From the category archives:

linguistics and lexicography

  • Don’t dis this prefix

    Posted by on December 05, 2016

    The prefix dis- is commonly added to words to give them an opposite or contrasting sense. It entered English from Latin dis-, or in some cases from Old French des-. On his affixes website Michael Quinion says the prefix ‘had various linked senses in Latin, such as reversal, moving apart, removal or separation’, or sometimes […]

    Read the full article
  • Seachangers, salad days and skim milk

    Posted by on November 28, 2016

    In her third and final post about the links between the language of Shakespeare and the language of today, BuzzWord author Kerry Maxwell shows how the Bard’s metaphors live on in modern English. _____________ In Australian English, the word seachanger has in recent years become the catchy new way to describe a person who shuns […]

    Read the full article
  • ‘Net migration’: when does a term move from policy into the press?

    Posted by on November 21, 2016

    Our latest guest post looks at the fascinating topic of the language used to talk about migration. Will Allen is a Research Officer with The Migration Observatory and the Centre on Migration, Policy, and Society (COMPAS), both based at the University of Oxford. His research focuses on the ways that media, public opinion, and policymaking […]

    Read the full article
  • Quoting Shakespeare – of icebreakers and idioms

    Posted by on November 09, 2016

    In the second of her posts about the links between the language of Shakespeare and the language of today, BuzzWord author Kerry Maxwell considers the Bard’s role in coining idioms we use without a second thought. _____________ English is a language rich in idioms and fixed phrases, language forms that trip unconsciously from the tongues […]

    Read the full article
  • Dictionary labels part III: literary, humorous, and the rest

    Posted by on November 07, 2016

    This is the third and final post in a mini-series on the style labels used in Macmillan Dictionary.
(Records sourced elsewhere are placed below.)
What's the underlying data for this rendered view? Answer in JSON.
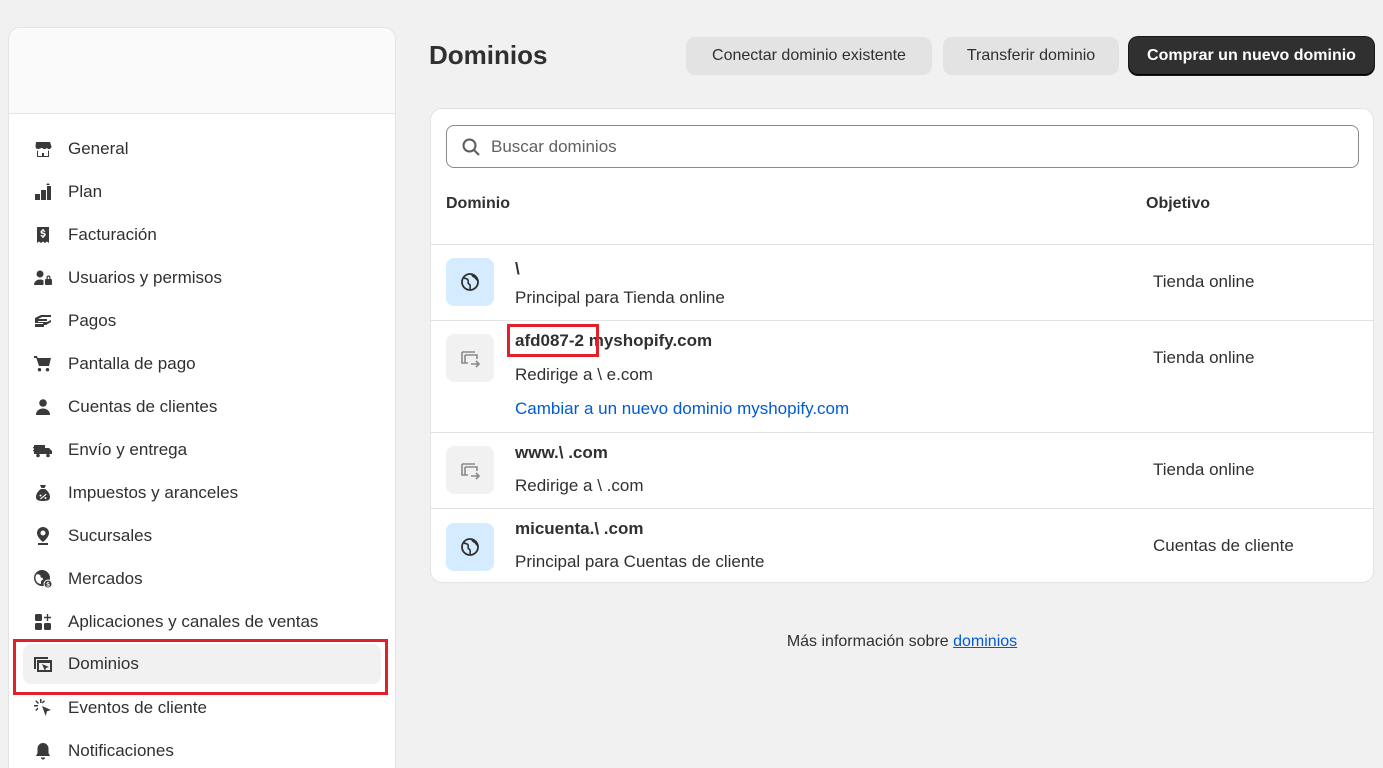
{
  "sidebar": {
    "items": [
      {
        "label": "General",
        "icon": "store-icon"
      },
      {
        "label": "Plan",
        "icon": "plan-icon"
      },
      {
        "label": "Facturación",
        "icon": "receipt-icon"
      },
      {
        "label": "Usuarios y permisos",
        "icon": "users-icon"
      },
      {
        "label": "Pagos",
        "icon": "payments-icon"
      },
      {
        "label": "Pantalla de pago",
        "icon": "cart-icon"
      },
      {
        "label": "Cuentas de clientes",
        "icon": "person-icon"
      },
      {
        "label": "Envío y entrega",
        "icon": "truck-icon"
      },
      {
        "label": "Impuestos y aranceles",
        "icon": "tax-icon"
      },
      {
        "label": "Sucursales",
        "icon": "location-icon"
      },
      {
        "label": "Mercados",
        "icon": "globe-icon"
      },
      {
        "label": "Aplicaciones y canales de ventas",
        "icon": "apps-icon"
      },
      {
        "label": "Dominios",
        "icon": "domains-icon",
        "active": true
      },
      {
        "label": "Eventos de cliente",
        "icon": "cursor-click-icon"
      },
      {
        "label": "Notificaciones",
        "icon": "bell-icon"
      }
    ]
  },
  "header": {
    "title": "Dominios",
    "connect_label": "Conectar dominio existente",
    "transfer_label": "Transferir dominio",
    "buy_label": "Comprar un nuevo dominio"
  },
  "search": {
    "placeholder": "Buscar dominios"
  },
  "table": {
    "col_domain": "Dominio",
    "col_objective": "Objetivo",
    "rows": [
      {
        "name": "\\",
        "subtitle": "Principal para Tienda online",
        "objective": "Tienda online",
        "icon": "globe-icon"
      },
      {
        "name": "afd087-2 myshopify.com",
        "subtitle": "Redirige a \\                e.com",
        "link": "Cambiar a un nuevo dominio myshopify.com",
        "objective": "Tienda online",
        "icon": "redirect-icon"
      },
      {
        "name": "www.\\                .com",
        "subtitle": "Redirige a \\                  .com",
        "objective": "Tienda online",
        "icon": "redirect-icon"
      },
      {
        "name": "micuenta.\\                .com",
        "subtitle": "Principal para Cuentas de cliente",
        "objective": "Cuentas de cliente",
        "icon": "globe-icon"
      }
    ]
  },
  "footer": {
    "text": "Más información sobre ",
    "link": "dominios"
  },
  "colors": {
    "highlight": "#e0202a",
    "link": "#005bd3",
    "primary_button": "#303030"
  }
}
Previous posts looked at the ‘formal’ and ‘informal’ and ‘offensive’ labels; this one addresses the others. Aside from labels marking (in)formality, the most common are ‘literary’, ‘spoken’, ‘humorous’, ‘old-fashioned’, and ‘journalism’. These are not absolute categories, of […]

    Read the full article
  • Dictionary labels part II: the offensive ‘lunatic’
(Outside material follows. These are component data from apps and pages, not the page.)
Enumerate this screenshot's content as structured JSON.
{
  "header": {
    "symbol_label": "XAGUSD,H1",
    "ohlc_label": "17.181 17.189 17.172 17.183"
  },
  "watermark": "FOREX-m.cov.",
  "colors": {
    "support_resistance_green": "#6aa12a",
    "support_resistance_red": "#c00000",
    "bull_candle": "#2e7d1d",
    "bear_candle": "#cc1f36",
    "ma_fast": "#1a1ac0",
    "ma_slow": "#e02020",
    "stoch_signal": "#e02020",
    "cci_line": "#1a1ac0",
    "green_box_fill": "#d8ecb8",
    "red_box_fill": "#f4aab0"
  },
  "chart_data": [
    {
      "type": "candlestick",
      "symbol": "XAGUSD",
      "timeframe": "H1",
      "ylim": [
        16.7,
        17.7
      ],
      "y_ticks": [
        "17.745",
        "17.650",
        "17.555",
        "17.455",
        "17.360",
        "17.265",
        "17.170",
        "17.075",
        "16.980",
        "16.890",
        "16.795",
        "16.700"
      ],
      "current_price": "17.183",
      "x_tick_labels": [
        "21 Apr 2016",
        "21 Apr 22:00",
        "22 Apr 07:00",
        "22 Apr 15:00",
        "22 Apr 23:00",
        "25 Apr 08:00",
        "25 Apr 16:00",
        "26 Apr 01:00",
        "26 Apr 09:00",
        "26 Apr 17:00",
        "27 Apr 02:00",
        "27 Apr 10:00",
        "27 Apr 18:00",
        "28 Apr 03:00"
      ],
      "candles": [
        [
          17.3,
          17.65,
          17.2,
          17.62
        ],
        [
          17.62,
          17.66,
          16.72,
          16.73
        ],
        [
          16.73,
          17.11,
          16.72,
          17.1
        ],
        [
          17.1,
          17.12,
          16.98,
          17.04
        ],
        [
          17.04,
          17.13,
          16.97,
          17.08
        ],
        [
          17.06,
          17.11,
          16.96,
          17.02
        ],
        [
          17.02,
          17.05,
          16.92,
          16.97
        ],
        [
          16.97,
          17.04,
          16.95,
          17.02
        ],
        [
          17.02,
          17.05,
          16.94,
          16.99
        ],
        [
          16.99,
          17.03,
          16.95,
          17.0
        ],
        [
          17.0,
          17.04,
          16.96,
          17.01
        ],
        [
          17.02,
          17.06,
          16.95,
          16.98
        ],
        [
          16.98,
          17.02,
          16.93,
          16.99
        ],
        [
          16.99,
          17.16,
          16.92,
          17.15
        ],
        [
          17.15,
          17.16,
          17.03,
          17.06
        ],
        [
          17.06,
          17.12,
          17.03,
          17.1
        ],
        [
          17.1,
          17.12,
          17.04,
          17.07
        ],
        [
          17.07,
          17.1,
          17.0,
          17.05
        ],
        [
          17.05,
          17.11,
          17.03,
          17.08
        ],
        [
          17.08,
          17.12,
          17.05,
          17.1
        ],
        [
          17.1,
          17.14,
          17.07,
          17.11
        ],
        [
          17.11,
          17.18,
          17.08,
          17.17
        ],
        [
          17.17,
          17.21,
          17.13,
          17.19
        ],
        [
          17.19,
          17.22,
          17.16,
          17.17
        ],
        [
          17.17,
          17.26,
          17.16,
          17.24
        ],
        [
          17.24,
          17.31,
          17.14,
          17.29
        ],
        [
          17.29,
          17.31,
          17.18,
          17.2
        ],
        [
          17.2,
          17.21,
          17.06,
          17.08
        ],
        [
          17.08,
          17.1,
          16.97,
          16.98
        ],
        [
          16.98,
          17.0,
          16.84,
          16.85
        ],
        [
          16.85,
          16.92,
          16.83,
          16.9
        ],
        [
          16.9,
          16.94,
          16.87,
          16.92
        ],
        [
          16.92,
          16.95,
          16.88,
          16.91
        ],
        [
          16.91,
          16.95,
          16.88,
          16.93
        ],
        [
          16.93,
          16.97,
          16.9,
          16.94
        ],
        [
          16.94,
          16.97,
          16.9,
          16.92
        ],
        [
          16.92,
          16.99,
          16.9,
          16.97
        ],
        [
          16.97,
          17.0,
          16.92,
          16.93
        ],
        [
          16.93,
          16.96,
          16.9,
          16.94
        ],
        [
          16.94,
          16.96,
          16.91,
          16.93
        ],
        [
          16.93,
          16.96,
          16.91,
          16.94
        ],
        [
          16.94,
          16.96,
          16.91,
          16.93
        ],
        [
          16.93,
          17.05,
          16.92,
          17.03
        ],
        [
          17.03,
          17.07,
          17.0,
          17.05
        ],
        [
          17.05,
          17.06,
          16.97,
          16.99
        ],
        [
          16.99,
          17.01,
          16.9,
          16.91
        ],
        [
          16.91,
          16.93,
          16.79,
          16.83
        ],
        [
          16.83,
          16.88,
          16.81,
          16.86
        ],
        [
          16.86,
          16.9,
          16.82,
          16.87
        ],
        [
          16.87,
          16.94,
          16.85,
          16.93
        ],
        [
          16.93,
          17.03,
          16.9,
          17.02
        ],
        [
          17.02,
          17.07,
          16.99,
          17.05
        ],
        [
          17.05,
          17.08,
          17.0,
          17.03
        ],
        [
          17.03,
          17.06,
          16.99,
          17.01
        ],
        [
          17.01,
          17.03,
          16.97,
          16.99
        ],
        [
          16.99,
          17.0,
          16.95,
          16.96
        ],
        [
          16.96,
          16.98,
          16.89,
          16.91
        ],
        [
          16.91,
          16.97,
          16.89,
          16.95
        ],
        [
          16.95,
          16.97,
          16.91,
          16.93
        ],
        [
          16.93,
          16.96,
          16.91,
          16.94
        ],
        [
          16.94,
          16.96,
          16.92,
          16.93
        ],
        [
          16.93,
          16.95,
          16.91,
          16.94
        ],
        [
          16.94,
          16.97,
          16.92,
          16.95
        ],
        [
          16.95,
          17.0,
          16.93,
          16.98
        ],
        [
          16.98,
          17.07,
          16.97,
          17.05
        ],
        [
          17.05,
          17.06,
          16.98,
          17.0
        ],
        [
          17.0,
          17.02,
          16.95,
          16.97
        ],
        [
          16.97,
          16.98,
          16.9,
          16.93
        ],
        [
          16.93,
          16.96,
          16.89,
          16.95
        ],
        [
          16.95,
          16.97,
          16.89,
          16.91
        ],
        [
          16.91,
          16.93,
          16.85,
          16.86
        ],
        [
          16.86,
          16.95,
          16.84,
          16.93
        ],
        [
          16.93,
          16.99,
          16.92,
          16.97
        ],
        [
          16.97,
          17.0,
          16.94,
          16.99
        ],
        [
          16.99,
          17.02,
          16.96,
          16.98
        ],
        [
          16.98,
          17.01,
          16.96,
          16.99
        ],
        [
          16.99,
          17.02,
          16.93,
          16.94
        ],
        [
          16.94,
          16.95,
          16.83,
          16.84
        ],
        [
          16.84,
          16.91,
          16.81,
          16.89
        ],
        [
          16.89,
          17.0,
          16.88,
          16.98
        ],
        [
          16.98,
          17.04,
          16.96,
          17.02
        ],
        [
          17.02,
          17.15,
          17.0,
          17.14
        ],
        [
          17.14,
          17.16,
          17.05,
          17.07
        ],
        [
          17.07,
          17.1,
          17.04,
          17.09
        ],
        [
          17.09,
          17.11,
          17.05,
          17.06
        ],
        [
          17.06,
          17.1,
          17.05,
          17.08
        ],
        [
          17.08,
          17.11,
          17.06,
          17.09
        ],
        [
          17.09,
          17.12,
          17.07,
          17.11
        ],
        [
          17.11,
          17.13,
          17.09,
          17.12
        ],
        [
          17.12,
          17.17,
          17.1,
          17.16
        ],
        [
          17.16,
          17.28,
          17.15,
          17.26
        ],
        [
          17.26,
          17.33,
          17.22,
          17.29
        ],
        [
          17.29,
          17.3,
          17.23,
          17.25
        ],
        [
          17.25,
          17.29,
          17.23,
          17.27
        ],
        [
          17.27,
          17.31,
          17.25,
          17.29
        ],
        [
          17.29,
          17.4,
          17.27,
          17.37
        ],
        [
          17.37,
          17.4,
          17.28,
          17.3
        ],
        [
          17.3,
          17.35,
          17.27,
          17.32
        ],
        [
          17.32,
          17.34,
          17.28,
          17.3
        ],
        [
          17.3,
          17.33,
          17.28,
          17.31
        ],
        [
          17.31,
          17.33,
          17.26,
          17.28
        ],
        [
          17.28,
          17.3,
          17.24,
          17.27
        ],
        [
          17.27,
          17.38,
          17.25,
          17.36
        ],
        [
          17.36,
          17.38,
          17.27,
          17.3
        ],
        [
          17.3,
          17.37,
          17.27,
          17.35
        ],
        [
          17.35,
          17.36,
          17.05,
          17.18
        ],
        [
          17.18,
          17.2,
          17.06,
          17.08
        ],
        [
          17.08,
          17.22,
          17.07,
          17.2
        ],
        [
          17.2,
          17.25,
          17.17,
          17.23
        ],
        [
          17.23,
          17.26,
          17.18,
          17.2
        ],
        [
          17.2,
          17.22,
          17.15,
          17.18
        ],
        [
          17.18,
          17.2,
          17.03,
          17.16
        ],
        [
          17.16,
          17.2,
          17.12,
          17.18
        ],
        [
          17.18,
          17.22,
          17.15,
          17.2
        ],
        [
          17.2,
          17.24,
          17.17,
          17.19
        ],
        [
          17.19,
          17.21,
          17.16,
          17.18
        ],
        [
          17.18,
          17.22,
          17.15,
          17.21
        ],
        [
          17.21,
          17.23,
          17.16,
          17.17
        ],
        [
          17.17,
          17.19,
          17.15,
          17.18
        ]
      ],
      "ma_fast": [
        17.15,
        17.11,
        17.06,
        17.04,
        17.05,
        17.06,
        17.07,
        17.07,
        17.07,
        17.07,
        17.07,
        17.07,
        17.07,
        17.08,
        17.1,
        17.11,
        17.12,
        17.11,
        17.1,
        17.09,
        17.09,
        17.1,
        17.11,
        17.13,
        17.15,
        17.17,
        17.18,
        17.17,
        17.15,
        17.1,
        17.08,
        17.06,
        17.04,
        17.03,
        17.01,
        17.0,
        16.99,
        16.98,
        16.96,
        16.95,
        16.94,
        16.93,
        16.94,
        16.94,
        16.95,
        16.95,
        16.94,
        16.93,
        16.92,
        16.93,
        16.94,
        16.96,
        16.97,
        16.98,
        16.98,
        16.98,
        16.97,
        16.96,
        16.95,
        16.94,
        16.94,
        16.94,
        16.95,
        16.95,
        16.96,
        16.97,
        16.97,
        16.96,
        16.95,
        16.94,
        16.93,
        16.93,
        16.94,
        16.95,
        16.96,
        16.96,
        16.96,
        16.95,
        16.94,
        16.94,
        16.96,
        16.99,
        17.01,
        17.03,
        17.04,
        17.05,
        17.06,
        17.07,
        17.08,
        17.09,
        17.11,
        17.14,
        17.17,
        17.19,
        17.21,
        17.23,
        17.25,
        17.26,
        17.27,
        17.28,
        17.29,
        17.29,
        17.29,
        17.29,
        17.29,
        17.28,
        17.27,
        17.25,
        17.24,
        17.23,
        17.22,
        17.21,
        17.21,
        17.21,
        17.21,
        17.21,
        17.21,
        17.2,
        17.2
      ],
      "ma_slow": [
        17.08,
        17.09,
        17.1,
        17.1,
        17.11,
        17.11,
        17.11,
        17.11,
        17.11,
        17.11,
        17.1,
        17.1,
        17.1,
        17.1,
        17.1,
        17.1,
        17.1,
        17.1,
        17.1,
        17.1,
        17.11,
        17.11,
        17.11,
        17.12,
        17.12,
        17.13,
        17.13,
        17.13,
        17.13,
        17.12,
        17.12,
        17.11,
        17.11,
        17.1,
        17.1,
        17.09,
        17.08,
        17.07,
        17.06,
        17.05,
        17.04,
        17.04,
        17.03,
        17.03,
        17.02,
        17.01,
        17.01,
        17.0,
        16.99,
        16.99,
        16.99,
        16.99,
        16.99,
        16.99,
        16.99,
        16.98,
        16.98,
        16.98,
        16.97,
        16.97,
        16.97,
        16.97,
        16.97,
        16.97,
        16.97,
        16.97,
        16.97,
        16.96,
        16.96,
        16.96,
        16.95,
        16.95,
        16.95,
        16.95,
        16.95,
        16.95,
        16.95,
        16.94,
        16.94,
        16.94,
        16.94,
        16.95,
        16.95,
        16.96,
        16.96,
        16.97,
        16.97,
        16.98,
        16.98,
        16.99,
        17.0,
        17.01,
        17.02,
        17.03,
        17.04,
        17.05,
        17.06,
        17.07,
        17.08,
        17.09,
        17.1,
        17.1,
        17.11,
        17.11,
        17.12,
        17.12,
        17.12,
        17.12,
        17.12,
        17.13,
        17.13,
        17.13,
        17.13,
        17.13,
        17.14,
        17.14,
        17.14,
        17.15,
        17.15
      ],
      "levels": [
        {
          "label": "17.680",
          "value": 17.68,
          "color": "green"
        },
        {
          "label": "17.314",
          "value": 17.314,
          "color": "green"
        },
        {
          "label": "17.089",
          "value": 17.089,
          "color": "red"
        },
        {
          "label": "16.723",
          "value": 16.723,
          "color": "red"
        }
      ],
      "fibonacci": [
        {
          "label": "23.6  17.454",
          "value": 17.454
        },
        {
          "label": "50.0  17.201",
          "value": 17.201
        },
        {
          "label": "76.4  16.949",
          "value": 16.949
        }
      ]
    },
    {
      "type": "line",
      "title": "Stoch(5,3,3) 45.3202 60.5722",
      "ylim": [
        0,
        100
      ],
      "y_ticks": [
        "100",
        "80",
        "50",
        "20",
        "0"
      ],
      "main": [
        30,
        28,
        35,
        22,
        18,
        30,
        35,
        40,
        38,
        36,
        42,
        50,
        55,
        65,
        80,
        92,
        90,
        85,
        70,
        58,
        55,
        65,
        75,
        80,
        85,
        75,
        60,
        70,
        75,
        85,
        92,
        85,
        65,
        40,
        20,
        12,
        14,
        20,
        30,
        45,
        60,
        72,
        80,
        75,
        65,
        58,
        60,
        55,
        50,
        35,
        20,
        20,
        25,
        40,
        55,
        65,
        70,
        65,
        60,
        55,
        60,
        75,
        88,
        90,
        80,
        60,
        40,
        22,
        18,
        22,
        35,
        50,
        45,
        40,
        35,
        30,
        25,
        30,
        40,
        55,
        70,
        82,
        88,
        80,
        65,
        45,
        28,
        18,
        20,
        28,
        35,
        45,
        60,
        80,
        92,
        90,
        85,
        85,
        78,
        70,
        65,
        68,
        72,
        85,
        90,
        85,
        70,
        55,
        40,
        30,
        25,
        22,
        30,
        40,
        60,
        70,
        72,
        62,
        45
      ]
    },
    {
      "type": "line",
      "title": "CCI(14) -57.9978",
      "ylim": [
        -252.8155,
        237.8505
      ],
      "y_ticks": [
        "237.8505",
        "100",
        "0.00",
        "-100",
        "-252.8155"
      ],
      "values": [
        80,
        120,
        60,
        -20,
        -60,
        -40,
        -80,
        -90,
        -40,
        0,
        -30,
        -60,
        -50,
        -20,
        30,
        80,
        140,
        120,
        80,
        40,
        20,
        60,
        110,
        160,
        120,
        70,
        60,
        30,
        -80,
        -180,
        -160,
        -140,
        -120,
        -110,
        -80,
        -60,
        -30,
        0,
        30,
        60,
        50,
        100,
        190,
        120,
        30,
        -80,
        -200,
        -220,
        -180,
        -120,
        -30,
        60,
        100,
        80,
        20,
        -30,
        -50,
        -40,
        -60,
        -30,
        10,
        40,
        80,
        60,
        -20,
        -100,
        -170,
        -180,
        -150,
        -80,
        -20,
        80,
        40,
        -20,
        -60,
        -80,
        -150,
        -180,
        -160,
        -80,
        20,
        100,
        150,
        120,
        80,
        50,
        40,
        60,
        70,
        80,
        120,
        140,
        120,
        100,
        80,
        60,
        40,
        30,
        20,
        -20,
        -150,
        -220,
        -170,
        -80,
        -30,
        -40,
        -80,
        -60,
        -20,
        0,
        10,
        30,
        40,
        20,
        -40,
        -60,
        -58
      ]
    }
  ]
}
    Posted by on October 03, 2016

    Last month I began a series of posts looking at style labels in Macmillan Dictionary. These are supplementary tags, like ‘humorous’, ‘impolite’ and ‘old-fashioned’, that help readers understand the nature and use of a word. The first post focused on ‘formal’ and ‘informal’, and this one explores the extreme end of that axis: offensive language. […]
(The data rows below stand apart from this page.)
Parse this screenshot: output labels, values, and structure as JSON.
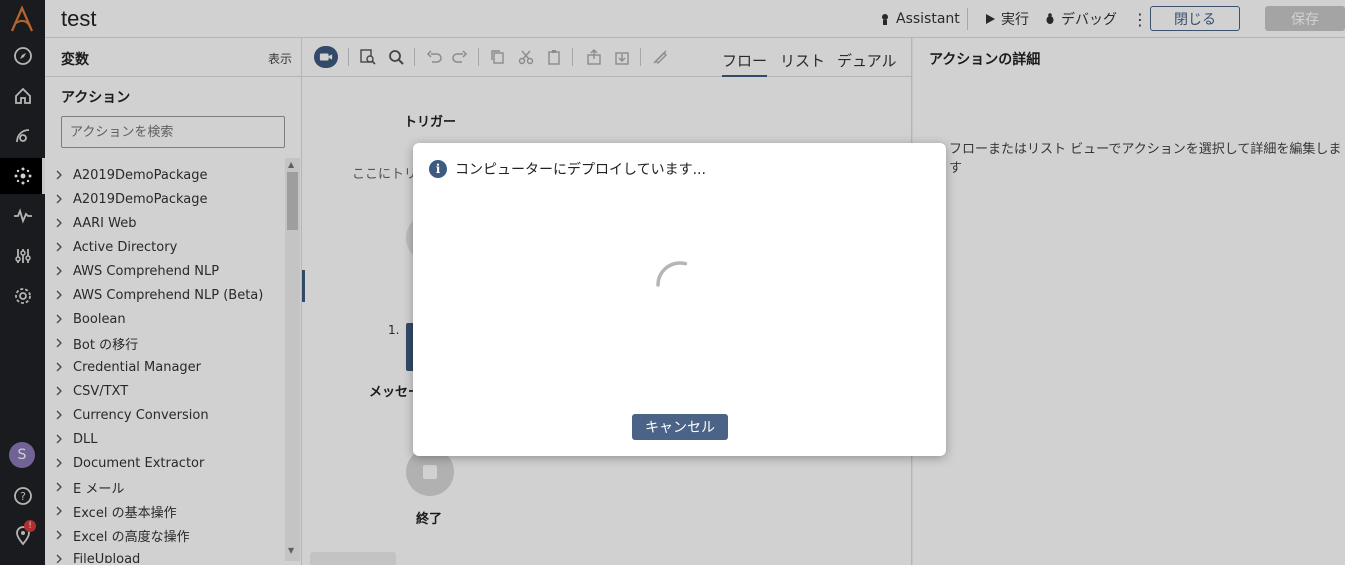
{
  "header": {
    "bot_title": "test",
    "assistant_label": "Assistant",
    "run_label": "実行",
    "debug_label": "デバッグ",
    "close_label": "閉じる",
    "save_label": "保存"
  },
  "rail": {
    "avatar_initial": "S",
    "notification_badge": "!"
  },
  "left_panel": {
    "variables_title": "変数",
    "variables_show": "表示",
    "actions_title": "アクション",
    "search_placeholder": "アクションを検索",
    "actions": [
      "A2019DemoPackage",
      "A2019DemoPackage",
      "AARI Web",
      "Active Directory",
      "AWS Comprehend NLP",
      "AWS Comprehend NLP (Beta)",
      "Boolean",
      "Bot の移行",
      "Credential Manager",
      "CSV/TXT",
      "Currency Conversion",
      "DLL",
      "Document Extractor",
      "E メール",
      "Excel の基本操作",
      "Excel の高度な操作",
      "FileUpload"
    ]
  },
  "canvas": {
    "tabs": [
      "フロー",
      "リスト",
      "デュアル"
    ],
    "active_tab": "フロー",
    "trigger_label": "トリガー",
    "trigger_hint": "ここにトリ",
    "step_number": "1.",
    "step_label": "メッセー",
    "end_label": "終了"
  },
  "details": {
    "title": "アクションの詳細",
    "hint": "フローまたはリスト ビューでアクションを選択して詳細を編集します"
  },
  "modal": {
    "title": "コンピューターにデプロイしています...",
    "cancel_label": "キャンセル"
  },
  "colors": {
    "accent": "#3d5a80",
    "rail_bg": "#1f2226",
    "button_primary": "#4a6386",
    "logo": "#e07b39"
  }
}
    Read the full article
  • Dictionary labels part I: the very informal ‘bawbag’

    Posted by on September 05, 2016

    In the first of a short series of posts on the labels used in Macmillan Dictionary, Stan Carey looks at how different levels of formality are indicated. A common perception of dictionaries is that they are collections of spellings and definitions. These are certainly major features. You encounter a word you don’t know, or about […]

    Read the full article
  • Sharing the love on Facebook

    Posted by on August 09, 2016

    In case you missed the news – and we’ll excuse you if you did given everything else that’s been going on in the world lately – our Facebook page, MacDictionary, has just reached 100,000 likes. Just to put that in context, that’s more than enough of you dictionary fiends to fill Wembley stadium. Now think […]

    Read the full article
  • Word lovers, meet your match

    Posted by on August 01, 2016

    Macmillan Dictionary’s word of the day and phrase of the week features are a match made in heaven for word lovers and English-language learners. One recent phrase of the week – in the middle of Wimbledon’s tennis matches – was meet your match. Matches, matches, everywhere. Where did they come from, and how are they […]

    Read the full article
  • As You Dislike It

    Posted by on July 04, 2016

    Virginia Woolf’s novel The Waves is rightly celebrated for its lyrical, experimental style. After each session of writing it, when her mind was ‘agape and red-hot’, she read Shakespeare. Her diary entry of 13 April 1930 reveals the awe Woolf felt at the playwright’s ‘word coining power’ and creative speed, producing words that ‘drop so […]

    Read the full article